## Your goal
All lines of the entries with "审批手续齐全" in them must be listed.

## Study material
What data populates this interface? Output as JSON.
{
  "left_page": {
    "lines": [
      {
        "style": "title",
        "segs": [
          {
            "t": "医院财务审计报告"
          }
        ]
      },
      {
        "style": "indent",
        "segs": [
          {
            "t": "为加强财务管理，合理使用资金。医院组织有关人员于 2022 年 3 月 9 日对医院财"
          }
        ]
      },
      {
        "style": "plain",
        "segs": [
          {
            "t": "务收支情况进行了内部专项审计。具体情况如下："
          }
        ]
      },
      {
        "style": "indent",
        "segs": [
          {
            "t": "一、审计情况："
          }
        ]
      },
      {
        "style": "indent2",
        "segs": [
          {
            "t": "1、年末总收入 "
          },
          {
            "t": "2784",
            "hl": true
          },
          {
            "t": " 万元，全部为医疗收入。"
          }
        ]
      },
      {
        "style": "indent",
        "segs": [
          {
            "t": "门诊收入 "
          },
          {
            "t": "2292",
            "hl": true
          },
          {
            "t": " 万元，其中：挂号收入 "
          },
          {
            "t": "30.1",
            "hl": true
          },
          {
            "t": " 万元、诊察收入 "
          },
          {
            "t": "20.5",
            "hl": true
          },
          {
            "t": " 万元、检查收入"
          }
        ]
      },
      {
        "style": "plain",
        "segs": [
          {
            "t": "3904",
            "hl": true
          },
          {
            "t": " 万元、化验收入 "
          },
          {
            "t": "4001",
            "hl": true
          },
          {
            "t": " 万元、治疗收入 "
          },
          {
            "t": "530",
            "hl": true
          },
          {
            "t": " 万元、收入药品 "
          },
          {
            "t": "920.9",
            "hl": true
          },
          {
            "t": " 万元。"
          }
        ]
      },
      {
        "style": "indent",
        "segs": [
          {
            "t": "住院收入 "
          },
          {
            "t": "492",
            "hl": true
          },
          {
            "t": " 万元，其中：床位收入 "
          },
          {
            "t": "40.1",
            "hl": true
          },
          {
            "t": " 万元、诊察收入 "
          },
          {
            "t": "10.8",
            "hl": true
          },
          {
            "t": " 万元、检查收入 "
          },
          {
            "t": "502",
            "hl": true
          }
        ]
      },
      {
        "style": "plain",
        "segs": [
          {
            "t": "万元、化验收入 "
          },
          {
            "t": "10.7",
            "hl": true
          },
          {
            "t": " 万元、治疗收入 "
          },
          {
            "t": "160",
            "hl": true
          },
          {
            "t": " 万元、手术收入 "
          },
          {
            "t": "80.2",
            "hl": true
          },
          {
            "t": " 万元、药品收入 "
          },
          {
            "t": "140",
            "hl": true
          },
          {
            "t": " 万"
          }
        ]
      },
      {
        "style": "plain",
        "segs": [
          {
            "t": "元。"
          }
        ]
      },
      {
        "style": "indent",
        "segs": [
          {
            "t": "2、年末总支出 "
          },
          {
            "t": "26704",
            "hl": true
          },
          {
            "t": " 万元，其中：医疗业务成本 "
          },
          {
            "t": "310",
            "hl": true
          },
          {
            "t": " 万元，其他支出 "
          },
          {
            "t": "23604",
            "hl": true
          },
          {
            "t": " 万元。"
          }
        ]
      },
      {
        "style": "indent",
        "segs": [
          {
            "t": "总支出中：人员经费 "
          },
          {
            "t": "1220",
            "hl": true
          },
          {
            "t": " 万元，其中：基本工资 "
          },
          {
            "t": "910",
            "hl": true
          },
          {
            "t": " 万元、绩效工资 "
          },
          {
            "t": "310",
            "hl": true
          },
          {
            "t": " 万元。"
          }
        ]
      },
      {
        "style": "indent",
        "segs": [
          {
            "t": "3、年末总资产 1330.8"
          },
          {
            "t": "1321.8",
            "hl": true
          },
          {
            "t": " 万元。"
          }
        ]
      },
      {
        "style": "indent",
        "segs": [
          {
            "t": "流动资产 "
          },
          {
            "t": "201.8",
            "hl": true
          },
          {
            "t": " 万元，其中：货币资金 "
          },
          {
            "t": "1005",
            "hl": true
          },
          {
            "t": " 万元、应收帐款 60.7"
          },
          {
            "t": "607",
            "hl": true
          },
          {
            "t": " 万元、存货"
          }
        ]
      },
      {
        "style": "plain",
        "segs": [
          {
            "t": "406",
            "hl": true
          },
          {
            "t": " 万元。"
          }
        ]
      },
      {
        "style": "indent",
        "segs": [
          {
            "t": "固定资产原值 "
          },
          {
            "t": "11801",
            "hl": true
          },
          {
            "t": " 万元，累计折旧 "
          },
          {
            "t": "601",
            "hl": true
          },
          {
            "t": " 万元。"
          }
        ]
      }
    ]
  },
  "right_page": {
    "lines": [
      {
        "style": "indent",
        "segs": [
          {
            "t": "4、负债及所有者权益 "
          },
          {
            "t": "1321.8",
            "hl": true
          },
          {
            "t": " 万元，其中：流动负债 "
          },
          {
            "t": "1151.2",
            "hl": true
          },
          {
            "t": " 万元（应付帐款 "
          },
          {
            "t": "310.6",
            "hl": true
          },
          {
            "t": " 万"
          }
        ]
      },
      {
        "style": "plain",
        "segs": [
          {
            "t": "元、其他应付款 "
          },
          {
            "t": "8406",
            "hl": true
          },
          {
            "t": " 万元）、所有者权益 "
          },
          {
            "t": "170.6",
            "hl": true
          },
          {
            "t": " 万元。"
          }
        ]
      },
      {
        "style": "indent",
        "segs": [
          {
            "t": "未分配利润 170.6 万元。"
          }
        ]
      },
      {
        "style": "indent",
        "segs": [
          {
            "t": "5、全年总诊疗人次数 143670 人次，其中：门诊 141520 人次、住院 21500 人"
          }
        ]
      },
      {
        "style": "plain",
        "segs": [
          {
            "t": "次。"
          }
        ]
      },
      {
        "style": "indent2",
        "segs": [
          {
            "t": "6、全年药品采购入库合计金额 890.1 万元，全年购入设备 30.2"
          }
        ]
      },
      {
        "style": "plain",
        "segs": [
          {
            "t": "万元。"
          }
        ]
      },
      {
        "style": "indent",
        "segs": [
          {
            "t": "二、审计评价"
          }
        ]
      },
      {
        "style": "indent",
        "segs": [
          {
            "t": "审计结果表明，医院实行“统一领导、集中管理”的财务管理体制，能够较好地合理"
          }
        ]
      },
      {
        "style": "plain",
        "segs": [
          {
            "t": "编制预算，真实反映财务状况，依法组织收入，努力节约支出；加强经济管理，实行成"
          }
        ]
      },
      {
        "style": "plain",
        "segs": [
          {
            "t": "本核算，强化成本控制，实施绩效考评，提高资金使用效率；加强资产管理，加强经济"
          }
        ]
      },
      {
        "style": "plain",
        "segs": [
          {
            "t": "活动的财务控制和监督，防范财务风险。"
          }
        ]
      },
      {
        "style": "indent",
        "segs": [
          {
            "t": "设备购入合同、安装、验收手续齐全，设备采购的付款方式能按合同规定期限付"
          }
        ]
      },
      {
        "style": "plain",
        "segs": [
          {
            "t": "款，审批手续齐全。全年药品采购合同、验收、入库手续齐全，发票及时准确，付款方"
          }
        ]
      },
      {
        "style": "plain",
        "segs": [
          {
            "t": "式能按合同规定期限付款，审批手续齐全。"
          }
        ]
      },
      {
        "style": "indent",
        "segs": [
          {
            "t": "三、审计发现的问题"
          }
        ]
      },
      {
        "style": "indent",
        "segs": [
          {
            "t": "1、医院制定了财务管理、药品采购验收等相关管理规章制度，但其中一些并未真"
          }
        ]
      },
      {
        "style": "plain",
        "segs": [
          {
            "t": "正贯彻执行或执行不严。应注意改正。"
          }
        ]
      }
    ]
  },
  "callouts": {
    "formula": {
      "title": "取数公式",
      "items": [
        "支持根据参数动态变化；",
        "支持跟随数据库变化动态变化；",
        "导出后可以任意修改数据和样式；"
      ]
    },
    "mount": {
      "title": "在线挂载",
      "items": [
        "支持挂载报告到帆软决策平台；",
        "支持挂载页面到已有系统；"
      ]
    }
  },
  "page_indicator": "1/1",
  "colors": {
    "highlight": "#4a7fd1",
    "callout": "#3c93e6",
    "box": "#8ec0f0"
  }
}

## Finished exercise
            "t": "款，审批手续齐全。全年药品采购合同、验收、入库手续齐全，发票及时准确，付款方"
            "t": "式能按合同规定期限付款，审批手续齐全。"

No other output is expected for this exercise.